A request for a Garda station electricity bill and information about the use of a Garda helicopter were among the appeals that came before the Commissioner for Environmental Information last year.
Peter Tyndall, who is also the Information Commissioner, published the details of this and other cases in his 2015 annual report on Wednesday.
Mr Tyndall deals with appeals where individuals have sought and been refused access to environmental information under the Access to Information on the Environment (AIE) Regulations. The regulations give effect to an EU directive on public access to environmental information.
In an appeal taken by journalist Gavin Sheridan, Mr Tyndall found An Garda Síochána was justified in refusing access to information on the use of Garda aircraft, information on a contract for the provision on fuel and information on an electricity bill for a particular Garda station.

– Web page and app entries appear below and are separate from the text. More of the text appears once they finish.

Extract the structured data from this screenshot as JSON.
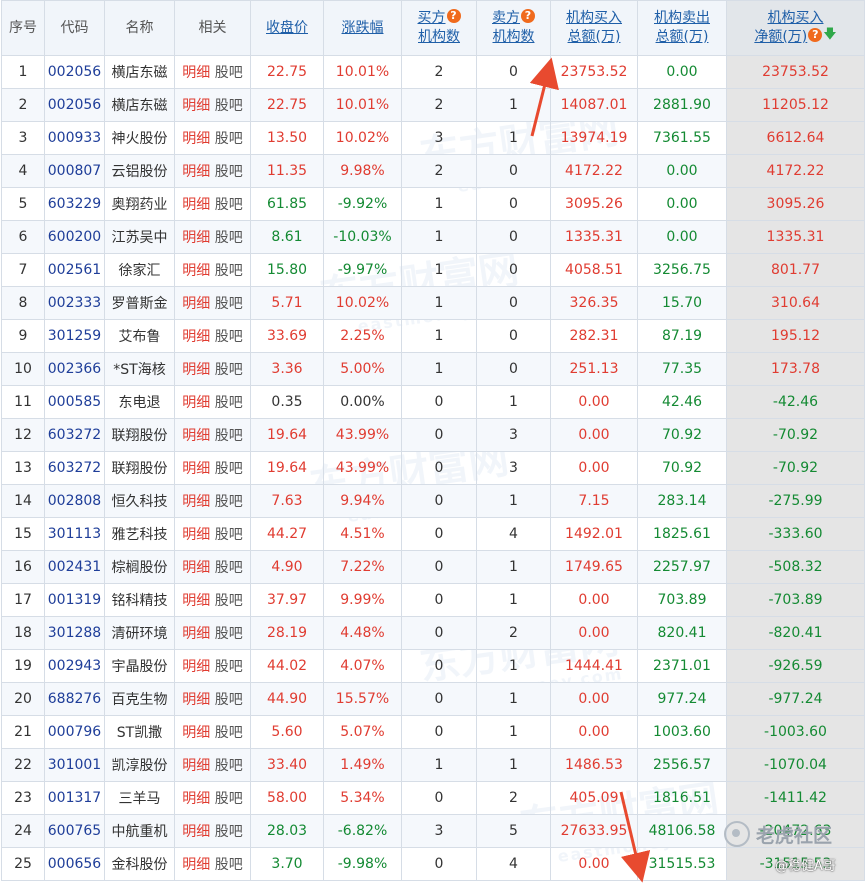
{
  "headers": {
    "seq": "序号",
    "code": "代码",
    "name": "名称",
    "related": "相关",
    "close": "收盘价",
    "change": "涨跌幅",
    "buy_count_l1": "买方",
    "buy_count_l2": "机构数",
    "sell_count_l1": "卖方",
    "sell_count_l2": "机构数",
    "buy_total_l1": "机构买入",
    "buy_total_l2": "总额(万)",
    "sell_total_l1": "机构卖出",
    "sell_total_l2": "总额(万)",
    "net_l1": "机构买入",
    "net_l2": "净额(万)"
  },
  "icons": {
    "help": "question-icon",
    "sort": "sort-desc-arrow-icon",
    "help_glyph": "?",
    "sort_glyph": "🡇"
  },
  "link_labels": {
    "detail": "明细",
    "bar": "股吧"
  },
  "colors": {
    "up": "#e03c31",
    "down": "#148a33",
    "code": "#1f3e99",
    "header_link": "#1f5fa8",
    "help_badge": "#f06a1d",
    "net_column_bg": "#e5e5e5"
  },
  "rows": [
    {
      "seq": "1",
      "code": "002056",
      "name": "横店东磁",
      "close": "22.75",
      "change": "10.01%",
      "buy_n": "2",
      "sell_n": "0",
      "buy": "23753.52",
      "sell": "0.00",
      "net": "23753.52"
    },
    {
      "seq": "2",
      "code": "002056",
      "name": "横店东磁",
      "close": "22.75",
      "change": "10.01%",
      "buy_n": "2",
      "sell_n": "1",
      "buy": "14087.01",
      "sell": "2881.90",
      "net": "11205.12"
    },
    {
      "seq": "3",
      "code": "000933",
      "name": "神火股份",
      "close": "13.50",
      "change": "10.02%",
      "buy_n": "3",
      "sell_n": "1",
      "buy": "13974.19",
      "sell": "7361.55",
      "net": "6612.64"
    },
    {
      "seq": "4",
      "code": "000807",
      "name": "云铝股份",
      "close": "11.35",
      "change": "9.98%",
      "buy_n": "2",
      "sell_n": "0",
      "buy": "4172.22",
      "sell": "0.00",
      "net": "4172.22"
    },
    {
      "seq": "5",
      "code": "603229",
      "name": "奥翔药业",
      "close": "61.85",
      "change": "-9.92%",
      "buy_n": "1",
      "sell_n": "0",
      "buy": "3095.26",
      "sell": "0.00",
      "net": "3095.26"
    },
    {
      "seq": "6",
      "code": "600200",
      "name": "江苏吴中",
      "close": "8.61",
      "change": "-10.03%",
      "buy_n": "1",
      "sell_n": "0",
      "buy": "1335.31",
      "sell": "0.00",
      "net": "1335.31"
    },
    {
      "seq": "7",
      "code": "002561",
      "name": "徐家汇",
      "close": "15.80",
      "change": "-9.97%",
      "buy_n": "1",
      "sell_n": "0",
      "buy": "4058.51",
      "sell": "3256.75",
      "net": "801.77"
    },
    {
      "seq": "8",
      "code": "002333",
      "name": "罗普斯金",
      "close": "5.71",
      "change": "10.02%",
      "buy_n": "1",
      "sell_n": "0",
      "buy": "326.35",
      "sell": "15.70",
      "net": "310.64"
    },
    {
      "seq": "9",
      "code": "301259",
      "name": "艾布鲁",
      "close": "33.69",
      "change": "2.25%",
      "buy_n": "1",
      "sell_n": "0",
      "buy": "282.31",
      "sell": "87.19",
      "net": "195.12"
    },
    {
      "seq": "10",
      "code": "002366",
      "name": "*ST海核",
      "close": "3.36",
      "change": "5.00%",
      "buy_n": "1",
      "sell_n": "0",
      "buy": "251.13",
      "sell": "77.35",
      "net": "173.78"
    },
    {
      "seq": "11",
      "code": "000585",
      "name": "东电退",
      "close": "0.35",
      "change": "0.00%",
      "buy_n": "0",
      "sell_n": "1",
      "buy": "0.00",
      "sell": "42.46",
      "net": "-42.46"
    },
    {
      "seq": "12",
      "code": "603272",
      "name": "联翔股份",
      "close": "19.64",
      "change": "43.99%",
      "buy_n": "0",
      "sell_n": "3",
      "buy": "0.00",
      "sell": "70.92",
      "net": "-70.92"
    },
    {
      "seq": "13",
      "code": "603272",
      "name": "联翔股份",
      "close": "19.64",
      "change": "43.99%",
      "buy_n": "0",
      "sell_n": "3",
      "buy": "0.00",
      "sell": "70.92",
      "net": "-70.92"
    },
    {
      "seq": "14",
      "code": "002808",
      "name": "恒久科技",
      "close": "7.63",
      "change": "9.94%",
      "buy_n": "0",
      "sell_n": "1",
      "buy": "7.15",
      "sell": "283.14",
      "net": "-275.99"
    },
    {
      "seq": "15",
      "code": "301113",
      "name": "雅艺科技",
      "close": "44.27",
      "change": "4.51%",
      "buy_n": "0",
      "sell_n": "4",
      "buy": "1492.01",
      "sell": "1825.61",
      "net": "-333.60"
    },
    {
      "seq": "16",
      "code": "002431",
      "name": "棕榈股份",
      "close": "4.90",
      "change": "7.22%",
      "buy_n": "0",
      "sell_n": "1",
      "buy": "1749.65",
      "sell": "2257.97",
      "net": "-508.32"
    },
    {
      "seq": "17",
      "code": "001319",
      "name": "铭科精技",
      "close": "37.97",
      "change": "9.99%",
      "buy_n": "0",
      "sell_n": "1",
      "buy": "0.00",
      "sell": "703.89",
      "net": "-703.89"
    },
    {
      "seq": "18",
      "code": "301288",
      "name": "清研环境",
      "close": "28.19",
      "change": "4.48%",
      "buy_n": "0",
      "sell_n": "2",
      "buy": "0.00",
      "sell": "820.41",
      "net": "-820.41"
    },
    {
      "seq": "19",
      "code": "002943",
      "name": "宇晶股份",
      "close": "44.02",
      "change": "4.07%",
      "buy_n": "0",
      "sell_n": "1",
      "buy": "1444.41",
      "sell": "2371.01",
      "net": "-926.59"
    },
    {
      "seq": "20",
      "code": "688276",
      "name": "百克生物",
      "close": "44.90",
      "change": "15.57%",
      "buy_n": "0",
      "sell_n": "1",
      "buy": "0.00",
      "sell": "977.24",
      "net": "-977.24"
    },
    {
      "seq": "21",
      "code": "000796",
      "name": "ST凯撒",
      "close": "5.60",
      "change": "5.07%",
      "buy_n": "0",
      "sell_n": "1",
      "buy": "0.00",
      "sell": "1003.60",
      "net": "-1003.60"
    },
    {
      "seq": "22",
      "code": "301001",
      "name": "凯淳股份",
      "close": "33.40",
      "change": "1.49%",
      "buy_n": "1",
      "sell_n": "1",
      "buy": "1486.53",
      "sell": "2556.57",
      "net": "-1070.04"
    },
    {
      "seq": "23",
      "code": "001317",
      "name": "三羊马",
      "close": "58.00",
      "change": "5.34%",
      "buy_n": "0",
      "sell_n": "2",
      "buy": "405.09",
      "sell": "1816.51",
      "net": "-1411.42"
    },
    {
      "seq": "24",
      "code": "600765",
      "name": "中航重机",
      "close": "28.03",
      "change": "-6.82%",
      "buy_n": "3",
      "sell_n": "5",
      "buy": "27633.95",
      "sell": "48106.58",
      "net": "-20472.63"
    },
    {
      "seq": "25",
      "code": "000656",
      "name": "金科股份",
      "close": "3.70",
      "change": "-9.98%",
      "buy_n": "0",
      "sell_n": "4",
      "buy": "0.00",
      "sell": "31515.53",
      "net": "-31515.53"
    }
  ],
  "watermark": {
    "brand": "东方财富网",
    "domain": "eastmoney.com"
  },
  "community": {
    "label": "老虎社区",
    "author": "@稳健A哥"
  }
}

The commissioner found the connection between the requested information about the helicopter and any impact on the environment from air travel was “too remote” to qualify as environmental information.
Investigators also upheld a decision by Dublin City Council to refuse access to information on the identity of individuals making planning complaints where disclosure of such information would adversely affect the interests of the complainant.

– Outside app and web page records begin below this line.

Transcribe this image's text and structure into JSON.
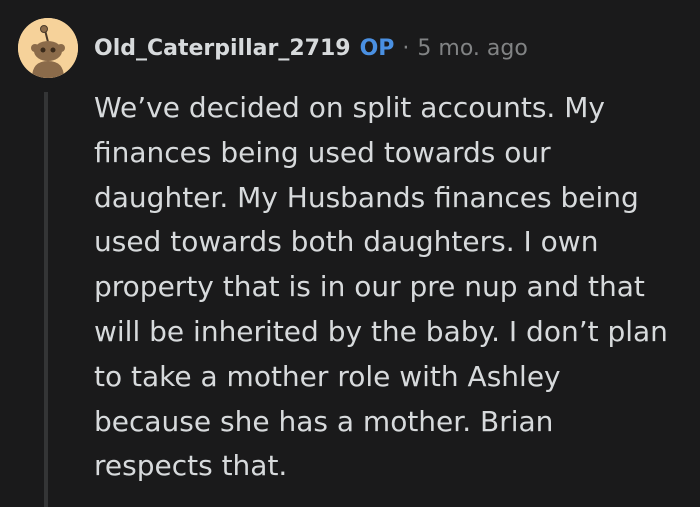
{
  "comment": {
    "author": "Old_Caterpillar_2719",
    "op_badge": "OP",
    "separator": "·",
    "timestamp": "5 mo. ago",
    "avatar_icon": "snoo-avatar-icon",
    "avatar_color": "#f6d29a",
    "body_lines": [
      "We’ve decided on split accounts. My",
      "finances being used towards our",
      "daughter. My Husbands finances being",
      "used towards both daughters. I own",
      "property that is in our pre nup and that",
      "will be inherited by the baby. I don’t plan",
      "to take a mother role with Ashley",
      "because she has a mother. Brian",
      "respects that."
    ]
  },
  "colors": {
    "background": "#1a1a1b",
    "text": "#d7dadc",
    "meta": "#818384",
    "op": "#4a90e2",
    "thread_line": "#343536"
  }
}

The office found, however, that mapping information used by the forestry body Coillte to allow test surveys in connection with wind turbines constituted environmental information.
Mr Tyndall said he did not believe full use was being made of the AIE regulations to seek information on the environment that was of public interest.

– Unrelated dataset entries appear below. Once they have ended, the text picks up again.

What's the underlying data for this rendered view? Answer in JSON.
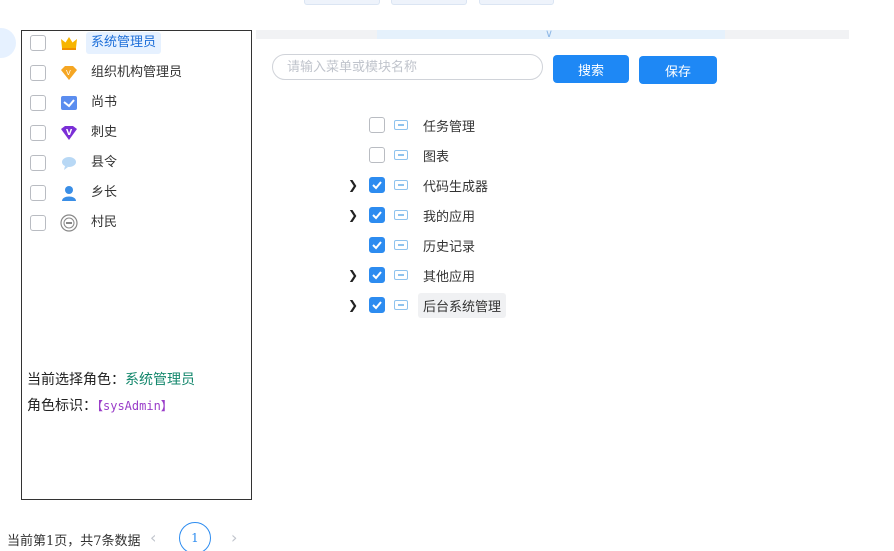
{
  "roles": {
    "items": [
      {
        "label": "系统管理员",
        "icon": "crown-icon",
        "checked": false,
        "active": true
      },
      {
        "label": "组织机构管理员",
        "icon": "vip-diamond-icon",
        "checked": false,
        "active": false
      },
      {
        "label": "尚书",
        "icon": "check-envelope-icon",
        "checked": false,
        "active": false
      },
      {
        "label": "刺史",
        "icon": "purple-v-gem-icon",
        "checked": false,
        "active": false
      },
      {
        "label": "县令",
        "icon": "chat-bubble-icon",
        "checked": false,
        "active": false
      },
      {
        "label": "乡长",
        "icon": "user-avatar-icon",
        "checked": false,
        "active": false
      },
      {
        "label": "村民",
        "icon": "seal-badge-icon",
        "checked": false,
        "active": false
      }
    ],
    "current_role_label": "当前选择角色：",
    "current_role_value": "系统管理员",
    "role_code_label": "角色标识：",
    "role_code_value": "【sysAdmin】"
  },
  "pagination": {
    "total_text": "当前第1页，共7条数据",
    "current_page": "1",
    "prev_icon": "‹",
    "next_icon": "›"
  },
  "toolbar": {
    "collapse_icon": "∨",
    "search_placeholder": "请输入菜单或模块名称",
    "search_value": "",
    "search_button": "搜索",
    "save_button": "保存"
  },
  "menu_tree": [
    {
      "label": "任务管理",
      "checked": false,
      "expandable": false
    },
    {
      "label": "图表",
      "checked": false,
      "expandable": false
    },
    {
      "label": "代码生成器",
      "checked": true,
      "expandable": true
    },
    {
      "label": "我的应用",
      "checked": true,
      "expandable": true
    },
    {
      "label": "历史记录",
      "checked": true,
      "expandable": false
    },
    {
      "label": "其他应用",
      "checked": true,
      "expandable": true
    },
    {
      "label": "后台系统管理",
      "checked": true,
      "expandable": true
    }
  ],
  "colors": {
    "primary": "#1e88f5",
    "active_bg": "#e6f1ff",
    "current_role_value": "#13876c",
    "role_code_value": "#9a3ec9"
  }
}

“I think there is more scope. I think some of the requests for information are very much on the periphery of environmental issues,” he said.
“I can understand that people use the tools that may be available to them. But I think there’s actually more capacity to use the legislation for mainstream environmental information requests.
“I think probably that there is a lot of legitimate public interest in issues around the environment and that some of the information that’s not currently in the public domain could be properly obtained by using the legislation.”
In 2015, the office received 31 new appeals – an increase of 80 per cent on the previous year. A total of 27 cases were closed last year, 15 formal decisions were made, eight appeals were invalid, three cases were withdrawn and one case was settled.
The commissioner said that notwithstanding the improved turnover for appeals, significant challenges remained to process the increased volume of appeals being received by the office.
He welcomed the appointment of two new investigators to his office, expressly for the purpose of conducting AIE appeals.
The Minister for the Environment must publish an indicative list of bodies that are subject to the AIE regulations. They include government departments, local authorities, non-commercial State agencies such as the Environmental Protection Agency and commercial State agencies such as EirGrid.
The kind of information that may be sought includes records about the air and atmosphere, water, soil, land, landscape and natural sites including wetlands, coastal and marine areas.
Information on substances, energy, noise, radiation or waste, including radioactive waste, emissions, discharges and other releases into the environment also fall within the scope of the regulations.
The state of human health and safety, including contamination of the food chain, is also covered, as are policy and administrative measures affecting the environment.